- PROBLEM STATEMENT
Write out the records beneath this line exactly as they appear, minus any images.
(AVAILABLE DATA begins)
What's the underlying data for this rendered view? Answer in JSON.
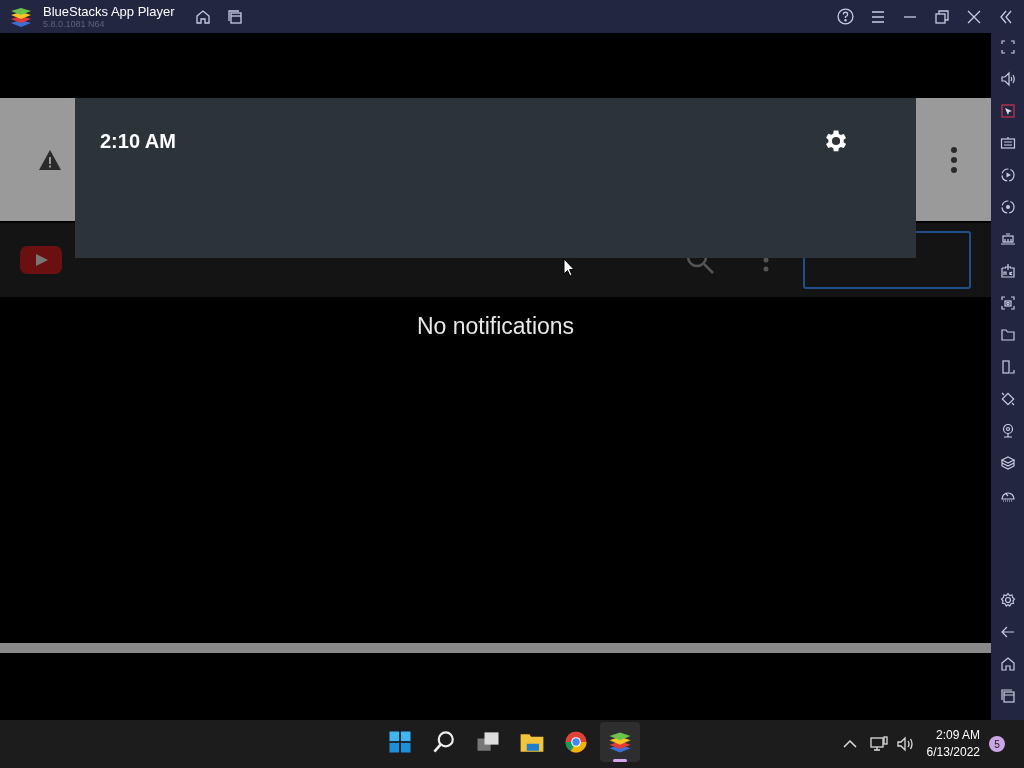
{
  "window": {
    "title": "BlueStacks App Player",
    "version": "5.8.0.1081 N64"
  },
  "notification_shade": {
    "time": "2:10 AM",
    "empty_message": "No notifications"
  },
  "taskbar": {
    "apps": [
      {
        "selected": false
      },
      {
        "selected": false
      },
      {
        "selected": false
      },
      {
        "selected": false
      },
      {
        "selected": false
      },
      {
        "selected": true
      }
    ],
    "time": "2:09 AM",
    "date": "6/13/2022",
    "notification_count": "5"
  }
}
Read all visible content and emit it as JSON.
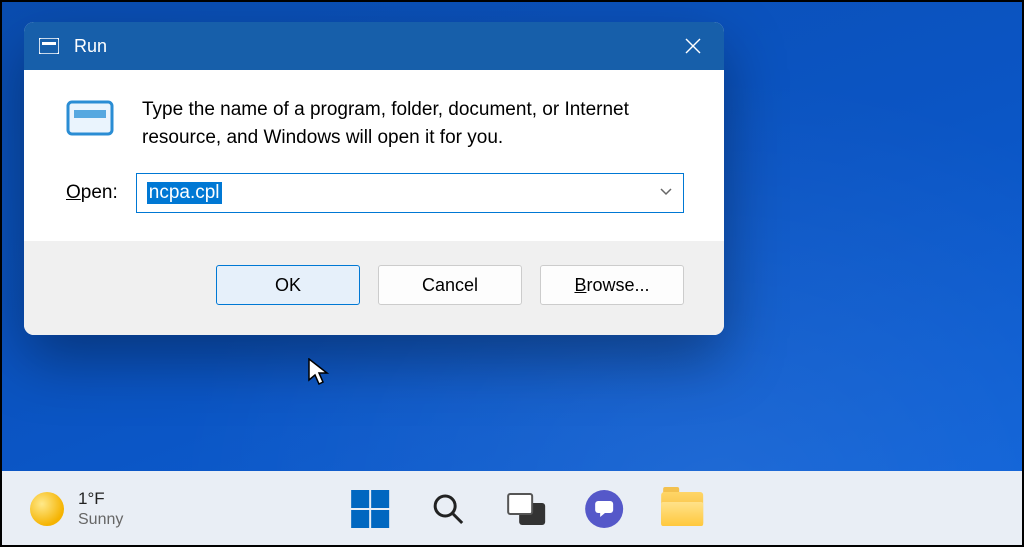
{
  "dialog": {
    "title": "Run",
    "description": "Type the name of a program, folder, document, or Internet resource, and Windows will open it for you.",
    "open_label_prefix": "O",
    "open_label_rest": "pen:",
    "input_value": "ncpa.cpl",
    "buttons": {
      "ok": "OK",
      "cancel": "Cancel",
      "browse_prefix": "B",
      "browse_rest": "rowse..."
    }
  },
  "taskbar": {
    "weather": {
      "temp": "1°F",
      "condition": "Sunny"
    }
  }
}
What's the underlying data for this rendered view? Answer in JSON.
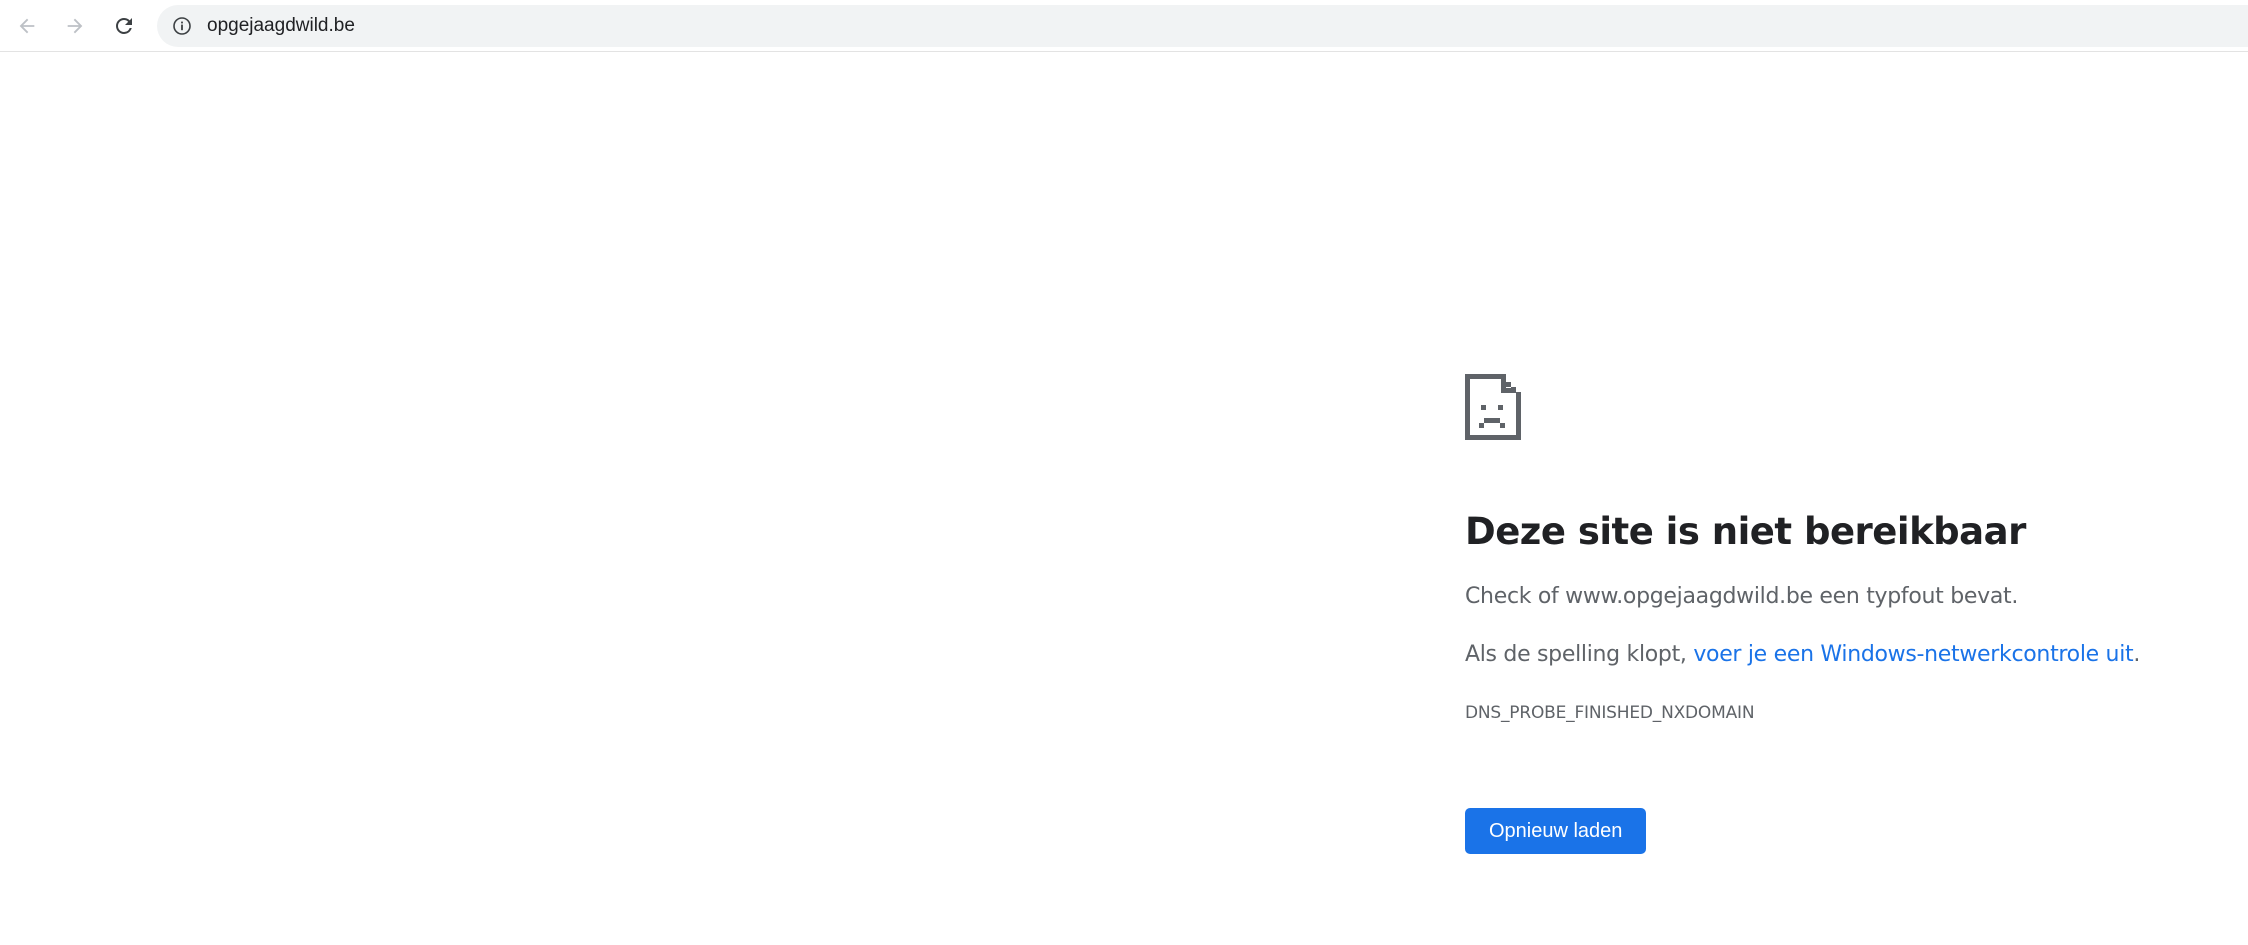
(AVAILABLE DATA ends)
- TASK OUTPUT
What's the underlying data for this rendered view? Answer in JSON.
{
  "window": {
    "title": "BlueStacks App Player",
    "version": "5.8.0.1081 N64"
  },
  "notification_shade": {
    "time": "2:10 AM",
    "empty_message": "No notifications"
  },
  "taskbar": {
    "apps": [
      {
        "selected": false
      },
      {
        "selected": false
      },
      {
        "selected": false
      },
      {
        "selected": false
      },
      {
        "selected": false
      },
      {
        "selected": true
      }
    ],
    "time": "2:09 AM",
    "date": "6/13/2022",
    "notification_count": "5"
  }
}
Read all visible content and emit it as JSON.
{
  "dialog": {
    "title": "Run",
    "description": "Type the name of a program, folder, document, or Internet resource, and Windows will open it for you.",
    "open_label_prefix": "O",
    "open_label_rest": "pen:",
    "input_value": "ncpa.cpl",
    "buttons": {
      "ok": "OK",
      "cancel": "Cancel",
      "browse_prefix": "B",
      "browse_rest": "rowse..."
    }
  },
  "taskbar": {
    "weather": {
      "temp": "1°F",
      "condition": "Sunny"
    }
  }
}
What's the underlying data for this rendered view? Answer in JSON.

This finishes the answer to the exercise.